A community swamped by uncertain and inappropriate development: Swansea and its surrounding small communities are much loved by residents and visitors alike. People come here to experience untouched nature, discover rare migrating shorebirds and other wildlife, visit local wineries, galleries, museums and cafes. Cambria Green’s vision is to create an independent stand-alone commercial centre outside of the existing commercial centre of Swansea, to build over 550 units of tourist accommodation – including near highly sensitive environments along the Meredith and Swan Rivers – and construct a 27-hole golf course with accommodation close to Moulting Lagoon, an internationally-renowned RAMSAR wetland and critical habitat for numerous bird species.
Loss of agricultural land and water supply: I am also concerned about the rezoning and resumption of large areas of significant agricultural land to allow for a massive, inappropriately-scaled tourist resort.
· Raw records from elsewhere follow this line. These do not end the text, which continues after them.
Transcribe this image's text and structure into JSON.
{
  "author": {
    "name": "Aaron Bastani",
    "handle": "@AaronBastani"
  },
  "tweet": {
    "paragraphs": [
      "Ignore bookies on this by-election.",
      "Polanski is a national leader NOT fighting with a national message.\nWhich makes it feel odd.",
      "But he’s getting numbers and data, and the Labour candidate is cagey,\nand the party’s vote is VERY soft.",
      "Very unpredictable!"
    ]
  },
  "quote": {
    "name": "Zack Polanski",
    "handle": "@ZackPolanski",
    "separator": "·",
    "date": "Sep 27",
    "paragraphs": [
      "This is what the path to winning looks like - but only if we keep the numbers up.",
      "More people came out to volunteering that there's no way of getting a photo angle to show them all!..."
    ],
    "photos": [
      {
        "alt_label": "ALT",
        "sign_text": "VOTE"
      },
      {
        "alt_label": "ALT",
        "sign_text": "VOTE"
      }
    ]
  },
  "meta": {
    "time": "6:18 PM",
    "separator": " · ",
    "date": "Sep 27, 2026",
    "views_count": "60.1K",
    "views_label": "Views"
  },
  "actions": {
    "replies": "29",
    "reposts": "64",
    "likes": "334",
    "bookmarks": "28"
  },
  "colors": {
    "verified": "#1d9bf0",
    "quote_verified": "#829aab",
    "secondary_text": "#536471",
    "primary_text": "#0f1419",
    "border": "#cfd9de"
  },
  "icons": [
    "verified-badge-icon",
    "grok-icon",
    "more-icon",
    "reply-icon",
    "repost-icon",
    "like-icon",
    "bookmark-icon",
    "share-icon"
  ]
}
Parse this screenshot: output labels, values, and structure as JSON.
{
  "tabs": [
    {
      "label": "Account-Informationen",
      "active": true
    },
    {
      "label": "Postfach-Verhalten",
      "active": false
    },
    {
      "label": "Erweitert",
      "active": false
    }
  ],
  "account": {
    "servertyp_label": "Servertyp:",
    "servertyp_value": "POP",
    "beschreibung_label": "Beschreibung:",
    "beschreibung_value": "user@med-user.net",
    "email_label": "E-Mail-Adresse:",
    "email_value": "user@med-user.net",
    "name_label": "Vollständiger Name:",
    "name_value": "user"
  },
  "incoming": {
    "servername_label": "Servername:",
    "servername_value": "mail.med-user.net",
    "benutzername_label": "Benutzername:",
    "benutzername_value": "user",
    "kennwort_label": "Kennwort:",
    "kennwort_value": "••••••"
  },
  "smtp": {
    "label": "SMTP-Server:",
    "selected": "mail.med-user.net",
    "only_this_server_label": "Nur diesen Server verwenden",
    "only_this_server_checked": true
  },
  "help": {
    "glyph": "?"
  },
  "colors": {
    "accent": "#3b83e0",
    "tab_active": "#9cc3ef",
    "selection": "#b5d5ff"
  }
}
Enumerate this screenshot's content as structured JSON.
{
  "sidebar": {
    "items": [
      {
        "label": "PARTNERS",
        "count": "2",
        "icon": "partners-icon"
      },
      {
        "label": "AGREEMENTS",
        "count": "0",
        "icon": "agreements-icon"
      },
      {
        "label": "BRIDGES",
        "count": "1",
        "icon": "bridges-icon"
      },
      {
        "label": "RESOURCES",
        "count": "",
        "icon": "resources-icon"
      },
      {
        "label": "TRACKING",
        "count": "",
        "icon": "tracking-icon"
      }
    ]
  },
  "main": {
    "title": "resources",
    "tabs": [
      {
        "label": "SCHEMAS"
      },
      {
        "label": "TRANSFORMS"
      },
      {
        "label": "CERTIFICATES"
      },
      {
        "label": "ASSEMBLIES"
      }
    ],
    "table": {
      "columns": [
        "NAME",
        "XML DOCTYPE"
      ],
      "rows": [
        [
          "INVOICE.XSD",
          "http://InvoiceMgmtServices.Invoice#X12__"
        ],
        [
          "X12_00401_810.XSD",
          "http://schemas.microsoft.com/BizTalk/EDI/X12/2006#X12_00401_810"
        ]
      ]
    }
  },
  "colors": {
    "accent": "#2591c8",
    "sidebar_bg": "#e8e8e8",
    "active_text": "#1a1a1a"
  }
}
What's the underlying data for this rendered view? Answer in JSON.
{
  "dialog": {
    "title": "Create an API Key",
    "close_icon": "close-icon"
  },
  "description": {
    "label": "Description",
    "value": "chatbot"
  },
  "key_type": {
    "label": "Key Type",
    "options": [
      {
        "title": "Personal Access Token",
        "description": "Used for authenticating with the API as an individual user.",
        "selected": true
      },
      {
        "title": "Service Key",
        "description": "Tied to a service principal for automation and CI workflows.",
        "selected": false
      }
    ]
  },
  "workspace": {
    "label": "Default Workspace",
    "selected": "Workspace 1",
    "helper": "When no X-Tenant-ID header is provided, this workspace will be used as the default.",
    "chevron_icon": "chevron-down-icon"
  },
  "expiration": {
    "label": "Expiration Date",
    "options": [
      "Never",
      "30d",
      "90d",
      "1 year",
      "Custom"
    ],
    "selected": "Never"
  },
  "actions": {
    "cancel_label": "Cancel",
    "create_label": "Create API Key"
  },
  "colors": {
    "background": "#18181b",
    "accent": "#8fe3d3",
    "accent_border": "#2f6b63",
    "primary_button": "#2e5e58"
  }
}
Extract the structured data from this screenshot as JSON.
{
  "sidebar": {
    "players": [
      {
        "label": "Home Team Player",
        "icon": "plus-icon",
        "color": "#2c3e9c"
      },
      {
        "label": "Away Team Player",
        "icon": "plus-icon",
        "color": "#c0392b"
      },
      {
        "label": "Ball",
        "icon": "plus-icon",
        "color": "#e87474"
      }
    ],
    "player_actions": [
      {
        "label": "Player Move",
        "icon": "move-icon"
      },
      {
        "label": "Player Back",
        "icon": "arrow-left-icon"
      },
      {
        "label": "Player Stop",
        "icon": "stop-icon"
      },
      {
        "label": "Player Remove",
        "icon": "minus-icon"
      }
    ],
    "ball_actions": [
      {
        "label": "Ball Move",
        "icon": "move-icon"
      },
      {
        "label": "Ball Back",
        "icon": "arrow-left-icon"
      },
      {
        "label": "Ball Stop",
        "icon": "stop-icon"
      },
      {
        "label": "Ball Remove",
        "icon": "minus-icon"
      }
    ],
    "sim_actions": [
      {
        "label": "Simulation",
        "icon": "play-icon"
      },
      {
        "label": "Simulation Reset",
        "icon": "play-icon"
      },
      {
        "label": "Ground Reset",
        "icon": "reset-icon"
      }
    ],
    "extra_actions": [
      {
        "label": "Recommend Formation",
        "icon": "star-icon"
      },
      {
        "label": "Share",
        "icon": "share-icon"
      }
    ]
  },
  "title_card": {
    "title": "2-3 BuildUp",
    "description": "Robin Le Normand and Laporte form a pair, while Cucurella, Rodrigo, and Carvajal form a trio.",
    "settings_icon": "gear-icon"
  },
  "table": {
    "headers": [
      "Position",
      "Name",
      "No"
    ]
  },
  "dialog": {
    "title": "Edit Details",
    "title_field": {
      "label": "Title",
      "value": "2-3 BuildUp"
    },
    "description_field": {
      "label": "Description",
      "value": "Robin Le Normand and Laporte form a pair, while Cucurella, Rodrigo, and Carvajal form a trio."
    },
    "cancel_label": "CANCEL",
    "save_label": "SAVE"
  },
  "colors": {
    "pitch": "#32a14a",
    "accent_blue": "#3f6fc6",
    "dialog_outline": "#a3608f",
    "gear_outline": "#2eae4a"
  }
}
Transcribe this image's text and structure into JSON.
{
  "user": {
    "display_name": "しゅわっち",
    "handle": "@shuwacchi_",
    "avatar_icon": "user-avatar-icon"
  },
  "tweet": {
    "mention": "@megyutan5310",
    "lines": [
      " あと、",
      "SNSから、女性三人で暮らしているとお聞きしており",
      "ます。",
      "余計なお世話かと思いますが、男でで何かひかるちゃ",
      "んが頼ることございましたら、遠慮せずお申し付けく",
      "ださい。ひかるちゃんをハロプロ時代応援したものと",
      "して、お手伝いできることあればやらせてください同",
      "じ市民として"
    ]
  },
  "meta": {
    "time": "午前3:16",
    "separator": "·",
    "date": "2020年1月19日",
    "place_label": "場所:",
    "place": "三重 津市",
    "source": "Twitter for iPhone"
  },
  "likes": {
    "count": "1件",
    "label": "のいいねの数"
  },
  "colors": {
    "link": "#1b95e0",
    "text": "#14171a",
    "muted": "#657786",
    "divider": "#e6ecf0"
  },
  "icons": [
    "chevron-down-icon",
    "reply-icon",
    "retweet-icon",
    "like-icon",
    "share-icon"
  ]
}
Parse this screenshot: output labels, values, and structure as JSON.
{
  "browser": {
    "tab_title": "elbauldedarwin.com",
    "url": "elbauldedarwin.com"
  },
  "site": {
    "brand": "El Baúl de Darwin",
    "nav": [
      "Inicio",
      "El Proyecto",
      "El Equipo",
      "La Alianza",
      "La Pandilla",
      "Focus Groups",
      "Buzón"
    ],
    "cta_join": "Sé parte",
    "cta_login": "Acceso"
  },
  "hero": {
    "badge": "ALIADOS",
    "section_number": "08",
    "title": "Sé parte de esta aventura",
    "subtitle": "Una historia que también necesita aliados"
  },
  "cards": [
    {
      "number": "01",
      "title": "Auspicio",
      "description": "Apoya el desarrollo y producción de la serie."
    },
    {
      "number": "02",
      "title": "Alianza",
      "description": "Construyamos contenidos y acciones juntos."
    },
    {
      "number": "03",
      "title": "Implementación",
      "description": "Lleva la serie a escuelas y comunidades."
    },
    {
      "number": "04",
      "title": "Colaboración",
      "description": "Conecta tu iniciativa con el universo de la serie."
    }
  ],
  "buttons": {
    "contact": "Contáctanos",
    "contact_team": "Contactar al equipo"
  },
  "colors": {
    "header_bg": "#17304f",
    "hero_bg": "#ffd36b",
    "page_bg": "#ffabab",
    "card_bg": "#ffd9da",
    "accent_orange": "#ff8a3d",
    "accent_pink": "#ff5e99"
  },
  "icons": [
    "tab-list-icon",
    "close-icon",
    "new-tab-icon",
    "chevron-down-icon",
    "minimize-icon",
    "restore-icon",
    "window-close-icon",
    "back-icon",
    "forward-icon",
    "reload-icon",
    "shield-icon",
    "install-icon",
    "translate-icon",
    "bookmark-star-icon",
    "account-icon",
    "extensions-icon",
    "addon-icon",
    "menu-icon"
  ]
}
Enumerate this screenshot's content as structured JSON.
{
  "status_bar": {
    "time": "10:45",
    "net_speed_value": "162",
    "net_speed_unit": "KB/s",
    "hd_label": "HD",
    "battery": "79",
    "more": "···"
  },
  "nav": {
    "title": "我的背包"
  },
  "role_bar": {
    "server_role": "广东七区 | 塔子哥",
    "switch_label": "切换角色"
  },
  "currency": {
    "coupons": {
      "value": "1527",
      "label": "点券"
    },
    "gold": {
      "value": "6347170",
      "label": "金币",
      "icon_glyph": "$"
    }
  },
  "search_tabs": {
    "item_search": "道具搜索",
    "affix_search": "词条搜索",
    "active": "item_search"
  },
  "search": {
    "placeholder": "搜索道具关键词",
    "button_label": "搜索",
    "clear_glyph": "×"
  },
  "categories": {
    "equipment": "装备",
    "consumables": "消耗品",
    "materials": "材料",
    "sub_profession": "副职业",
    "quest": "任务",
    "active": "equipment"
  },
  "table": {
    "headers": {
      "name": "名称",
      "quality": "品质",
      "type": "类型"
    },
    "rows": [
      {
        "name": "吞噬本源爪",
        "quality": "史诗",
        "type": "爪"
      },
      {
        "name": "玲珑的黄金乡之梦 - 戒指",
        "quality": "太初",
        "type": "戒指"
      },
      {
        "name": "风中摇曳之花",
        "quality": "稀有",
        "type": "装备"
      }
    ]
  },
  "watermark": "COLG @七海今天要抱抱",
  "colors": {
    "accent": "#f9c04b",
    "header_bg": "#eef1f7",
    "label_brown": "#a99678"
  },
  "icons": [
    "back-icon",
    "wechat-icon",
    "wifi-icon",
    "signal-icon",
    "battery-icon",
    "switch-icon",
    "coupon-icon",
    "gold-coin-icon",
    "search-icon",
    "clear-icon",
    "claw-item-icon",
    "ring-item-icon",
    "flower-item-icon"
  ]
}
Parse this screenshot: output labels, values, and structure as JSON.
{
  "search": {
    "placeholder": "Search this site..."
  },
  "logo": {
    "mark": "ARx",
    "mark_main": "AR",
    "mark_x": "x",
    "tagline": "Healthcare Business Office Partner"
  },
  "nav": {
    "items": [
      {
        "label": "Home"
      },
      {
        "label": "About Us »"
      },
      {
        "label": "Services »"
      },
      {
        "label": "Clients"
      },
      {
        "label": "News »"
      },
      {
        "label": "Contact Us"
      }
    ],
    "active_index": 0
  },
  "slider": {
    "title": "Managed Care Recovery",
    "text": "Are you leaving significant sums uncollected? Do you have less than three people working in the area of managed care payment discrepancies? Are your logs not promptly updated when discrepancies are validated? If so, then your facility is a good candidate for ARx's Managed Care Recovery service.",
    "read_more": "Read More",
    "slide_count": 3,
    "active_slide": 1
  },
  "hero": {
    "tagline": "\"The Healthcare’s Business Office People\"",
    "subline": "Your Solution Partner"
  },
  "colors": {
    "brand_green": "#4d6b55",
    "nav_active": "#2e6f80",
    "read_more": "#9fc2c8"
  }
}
The East Coast of Tasmania does not have a high rainfall. I understand the developers have purchased water from the irrigation scheme – established for agricultural use, not tourism. What guarantees will residents have that their precious Dolphin Sands aquifer will not be drained to maintain a 140-hectare golf course? And where will the potable water come from to supply the tourist accommodation?
Building regulations: I understand the SAP rezoning would allow changes to building heights, set-backs and open the way for subdivision. Heights would increase from 5 metres on Dolphin Sands Road and 8.5 metres/2 storeys in Cambria to 12 metres/4 storeys on most development precincts, including the golf course. The SAP would allow any building, including tourist accommodation, to be within 5 metres of a boundary (currently setbacks vary from 20 to 50 metres in the areas proposed for development). The SAP would allow, in some areas, subdivision into much smaller blocks than is currently permitted.
Airstrip and traffic: The Cambria Green developer has stated publicly up to 20 flights per day would be possible when the small airstrip is upgraded, currently located near Cambria residences. This would lead to an unacceptable intensification of air traffic and noise pollution impacting not only the neighbouring Cambria and Dolphin Sands communities but also its wonderful but often vulnerable wildlife. Traffic servicing the hundreds of accommodation units would also increase dramatically, heightening risk for both people and wildlife, whilst putting even more stress on an already poorly maintained road.
Environmental concerns: The unspoilt nature of East Coast Tasmania is a major drawcard for both Australian and international visitors. Much of this environment, including the plants, animals and birds that call it home is sensitive, with many species listed by government as vulnerable and threatened. Do we really want to destroy the very reason people come here to visit and live by allowing an over-scale, unreasonable and unsustainable development to overwhelm a unique and special part of the world?
I urge the Glamorgan Spring Bay Council and the Tasmanian Planning Commission to consider the inappropriate scale of this development and the impact it will have on the Swansea community and pristine coastal environment if the SAP is approved. Please reject the Cambria Green Specific Area Plan.
Thank you for reviewing my submission.